Have you visited your local high school or middle school lately? If so, it wouldn’t surprise you to know that students spend considerable time focusing on recreational media unrelated to their coursework. Everything from Facebook and Pandora to Netflix and Twitter.
This presents a particular challenge for teachers who must compete for students’ dwindling attention. However, there is an answer. Indianapolis Public Schools (IPS), for example, adopted virtualization as their gateway for delivering quality education.
This means it doesn’t matter where kids are located, what their educational needs are, or even what device they use to access technology. It also means that IPS, the state of Indiana’s largest K-12 education institution, is meeting kids where they “live.”

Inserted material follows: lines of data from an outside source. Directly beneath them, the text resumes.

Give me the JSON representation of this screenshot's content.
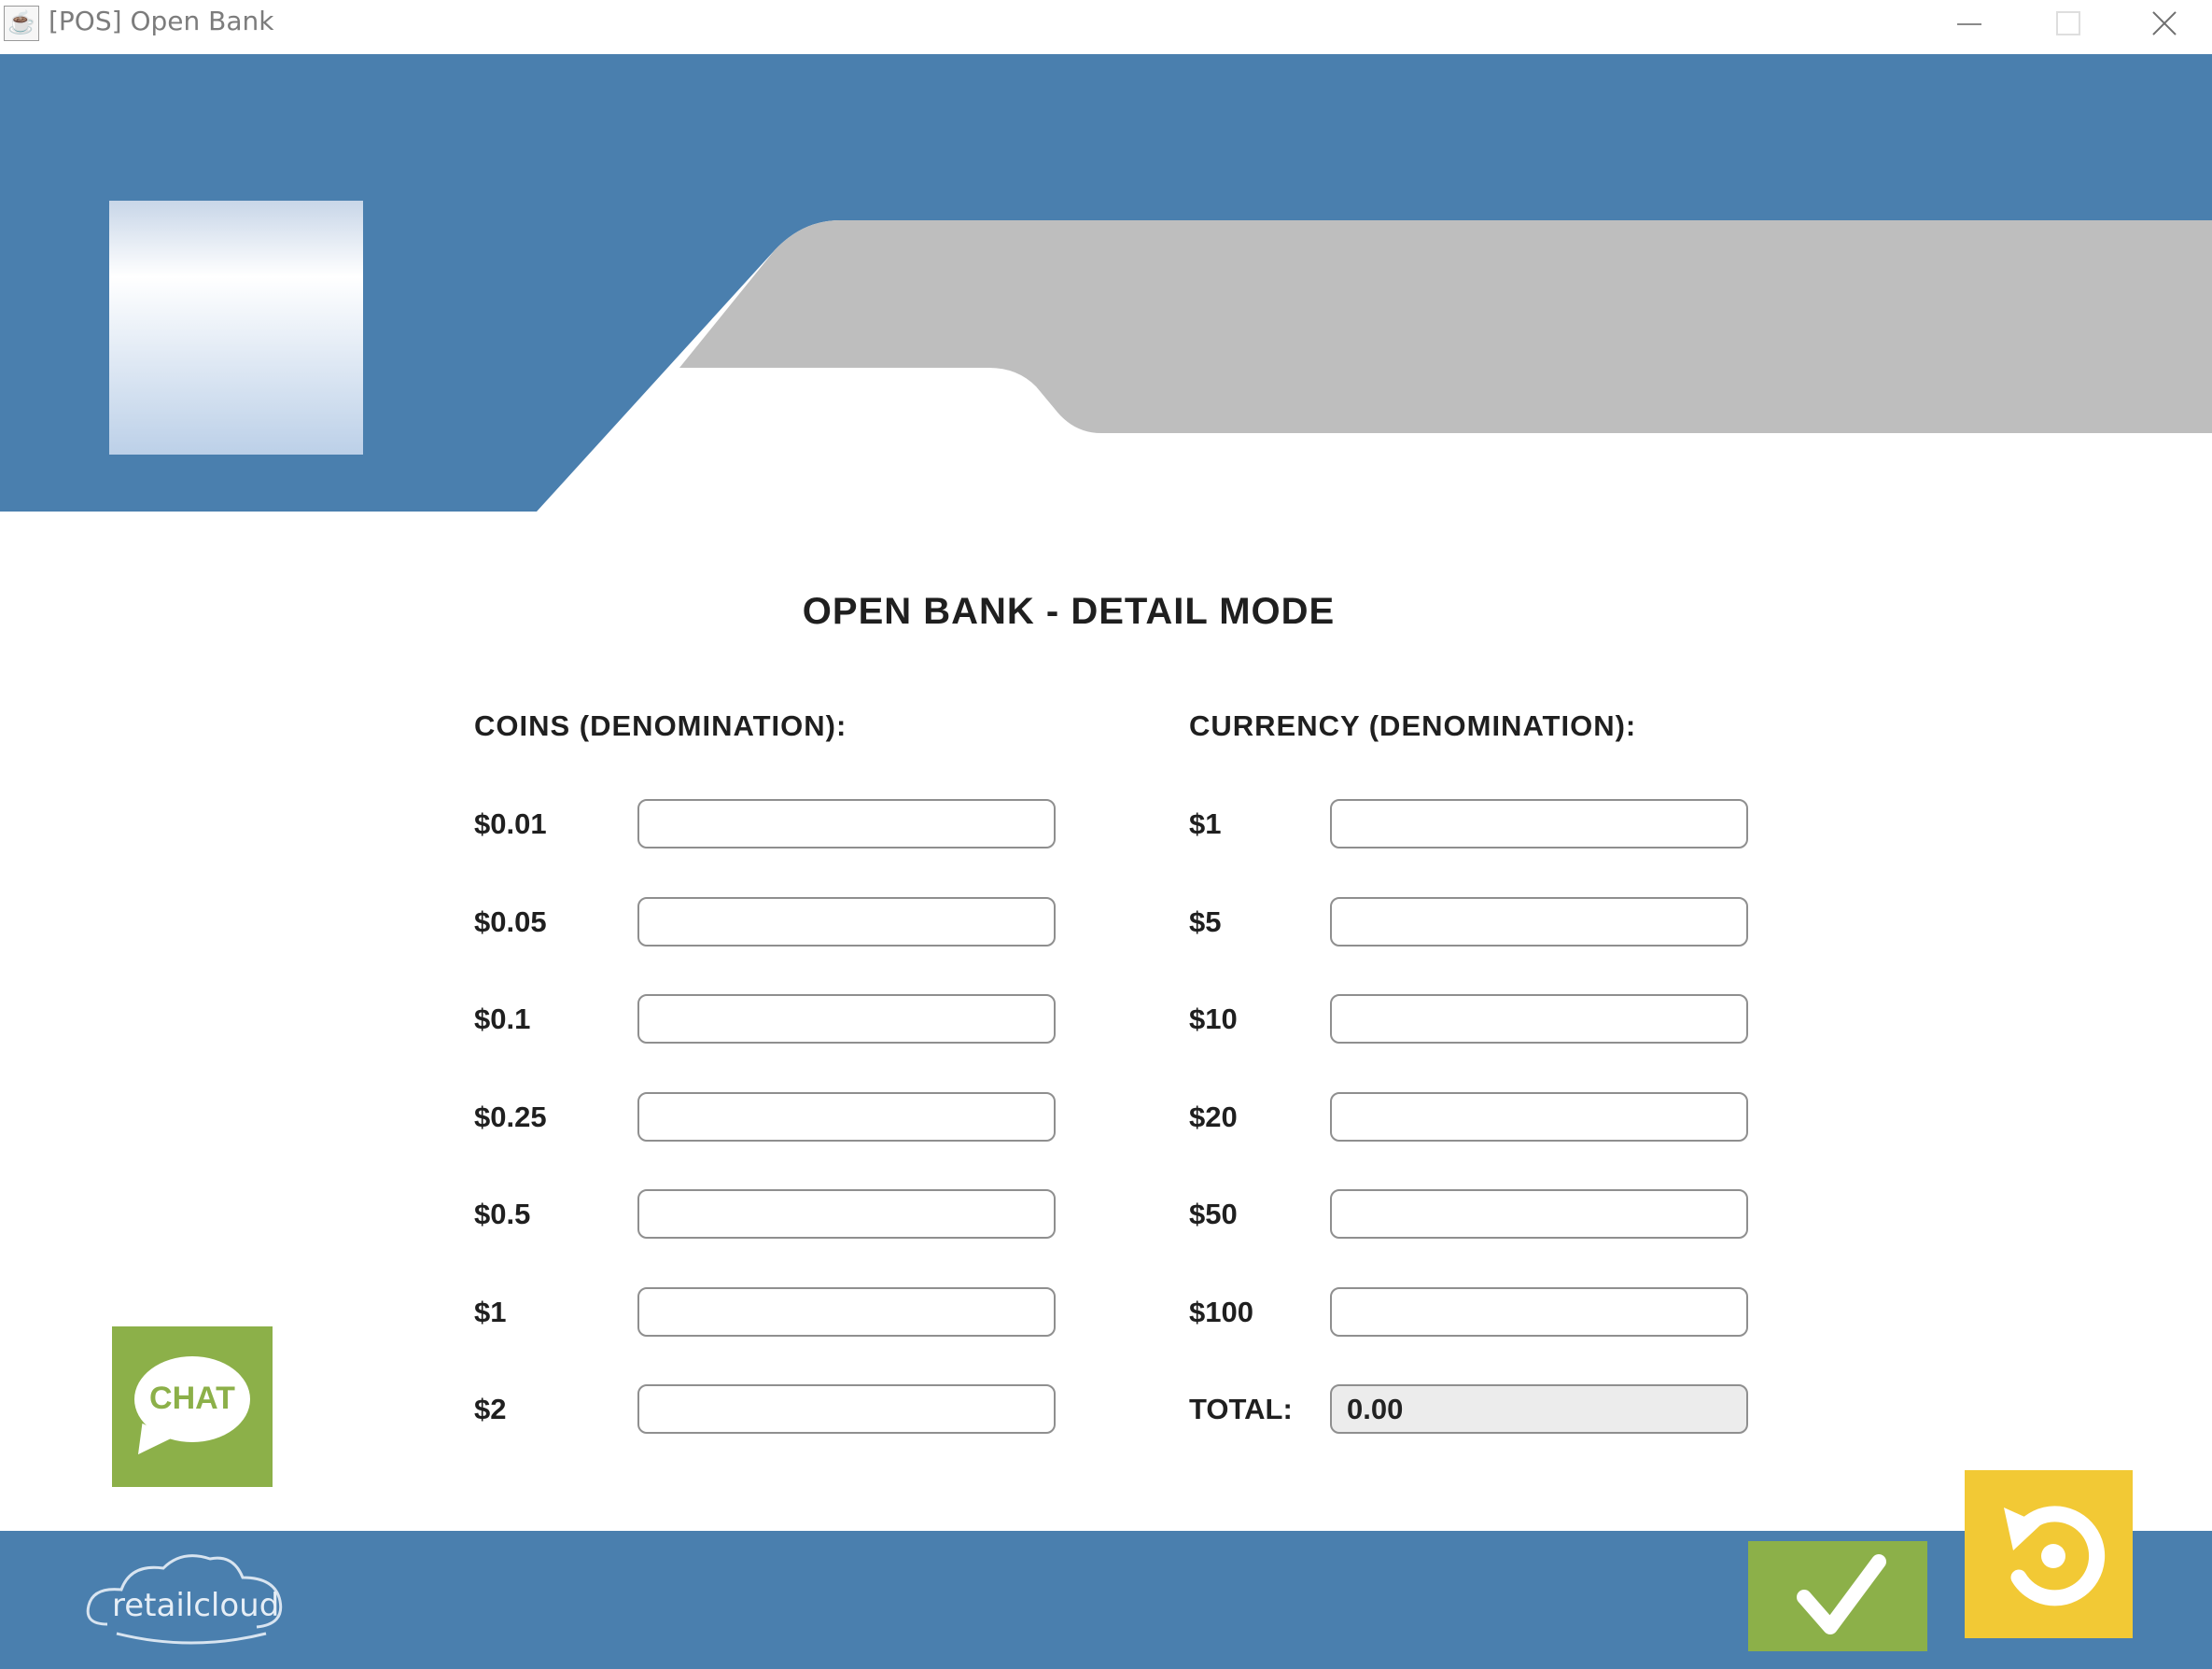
{
  "window": {
    "title": "[POS] Open Bank",
    "app_icon": "java-icon"
  },
  "form": {
    "title": "OPEN BANK - DETAIL MODE",
    "coins": {
      "heading": "COINS (DENOMINATION):",
      "rows": [
        {
          "label": "$0.01",
          "value": ""
        },
        {
          "label": "$0.05",
          "value": ""
        },
        {
          "label": "$0.1",
          "value": ""
        },
        {
          "label": "$0.25",
          "value": ""
        },
        {
          "label": "$0.5",
          "value": ""
        },
        {
          "label": "$1",
          "value": ""
        },
        {
          "label": "$2",
          "value": ""
        }
      ]
    },
    "currency": {
      "heading": "CURRENCY (DENOMINATION):",
      "rows": [
        {
          "label": "$1",
          "value": ""
        },
        {
          "label": "$5",
          "value": ""
        },
        {
          "label": "$10",
          "value": ""
        },
        {
          "label": "$20",
          "value": ""
        },
        {
          "label": "$50",
          "value": ""
        },
        {
          "label": "$100",
          "value": ""
        }
      ]
    },
    "total": {
      "label": "TOTAL:",
      "value": "0.00"
    }
  },
  "chat": {
    "label": "CHAT",
    "icon": "chat-bubble-icon"
  },
  "footer": {
    "brand": "retailcloud",
    "confirm_icon": "checkmark-icon",
    "undo_icon": "undo-icon"
  },
  "colors": {
    "header_blue": "#4a7fae",
    "band_gray": "#bebebe",
    "chat_green": "#8cb049",
    "confirm_green": "#8cb049",
    "undo_yellow": "#f2c935"
  }
}
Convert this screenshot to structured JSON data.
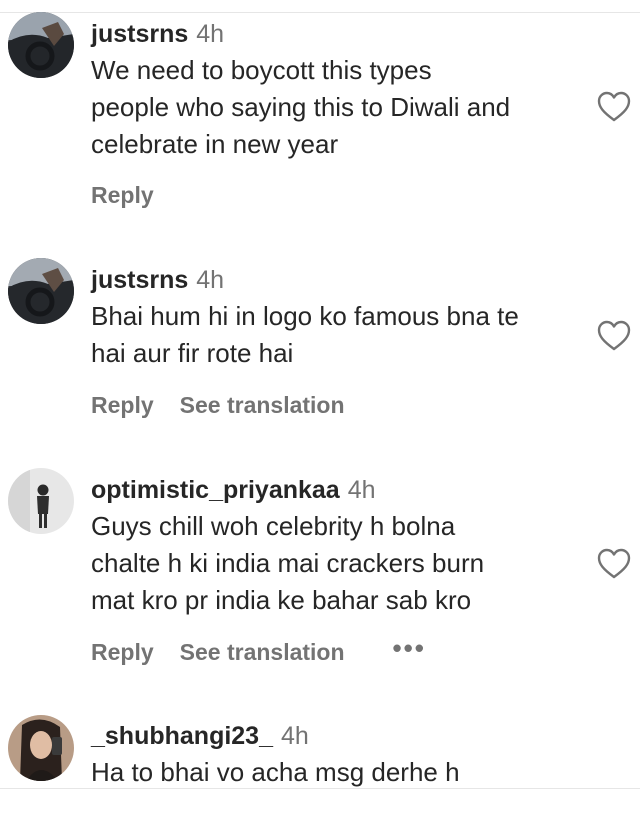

To enable this anywhere, anytime approach, IPS turned to several Cisco partners, including Cisco Premier Partner Bell Techlogix, Cisco Gold Partner MCPc, and Cisco Gold Partner and Master Unified Communications Specialized Partner Netech. They also worked directly with Cisco to help build their network of the future. Read More »
In an earlier post, my colleague Reid Bourdet described how we migrated our largest Cisco Unified Communications Manager (Cisco UCM) cluster to a virtual machine environment running on Cisco Unified Computing System (Cisco UCS) servers. This was the 19-node (server) Cisco UCM cluster that serves the Cisco headquarters campus in San Jose, California; and we completed the migration over a weekend.
What makes that move even more interesting is that we’re nearly done consolidating 5 separate clusters into one virtual environment, and reducing the total number of servers by a factor of four. Virtualization on the Cisco UCS hardware allows us to consolidate multiple UCM nodes on a single blade. In this post, I’ll provide more details about the scope of this migration, the results we’ve gained, and how we’ll continue migrating other Cisco UCM clusters to Cisco UCS servers around the world.
How exactly is the enterprise migration to the clouds progressing?
In 2010, the Cisco Internet Business Solutions Group (IBSG) sought answers in a wide-ranging survey. At the time, the path to cloud was just beginning for many enterprises. Today, with cloud evolution accelerating into an increasingly essential process, we decided to capture the current state of cloud migration.
To gain these insights and to better understand this “enterprise journey to the clouds,” we interviewed CIOs, IT general managers, and cloud initiative directors at 45 organizations around the world, many of them Global 50 companies. Our in-depth interviews focused on five industry verticals: government, manufacturing, financial services, professional services, and retail.
From halfway around the globe in fabulous Singapore, I was delighted to have the chance to interview Wong IK Ming, a Cisco Certified Partner covering Southeast Asian nations, to get his perspectives on data center security opportunities.
Tell me about your customers. What are their most pressing problems?
eSURIA caters mostly for the public sector but we are now extending our services to include Oil and Energy. Our customers have to adhere to new and emerging government mandates around data privacy and sovereignty. This requires a combination of strong governance processes mapped to sound technical controls and a design that is future proof, for example ensuring unified policy, dynamic and logical segmentation. Security must be thought out from the beginning—from the application to the edge of the cloud. I’ve seen a couple of instances of community clouds where security has not been thought through and it’s a matter of time before a security incident occurs.
As a partner, what benefits do you see for Cisco’s approach to data center security?
Our customers are fast adopting new infrastructure models and having the Cisco Validated Designs is a huge benefit because it enables us to attest to the technical soundness of the overall solution and to present security as an integrated element as opposed to a separate element. It also enables us to build these into the overall services templates that we provide with confidence that the necessary testing has taken place. I look forward to seeing more of these validated designs. For example, a validated security blueprint for Microsoft private cloud applications with Cisco UCS.
In this week’s episode of Engineers Unplugged, we hear from VMware’s Andre Leibovici (@andreleibovici) and Chuck Hirstius (@rexremus) as they discuss how to Be Kind to Your Protocol, including solutions to common problems and the art of tuning.
Welcome to Engineers Unplugged, where technologists talk to each other the way they know best, with a whiteboard. The rules are simple:
Episodes will publish weekly (or as close to it as we can manage)
Submit ideas for episodes or volunteer to appear by Tweeting to @CommsNinja
Practice drawing unicorns
Andre Leibovici and Chuck Histrius on Engineers Unplugged at VMworld Barcelona.
Do you agree with Andre and Chuck? Are you being kind to your protocol? Find more information on Chuck’s blog and Andre’s blog. Post a comment or a question here, or join the conversation with @CiscoDC on Twitter or Facebook.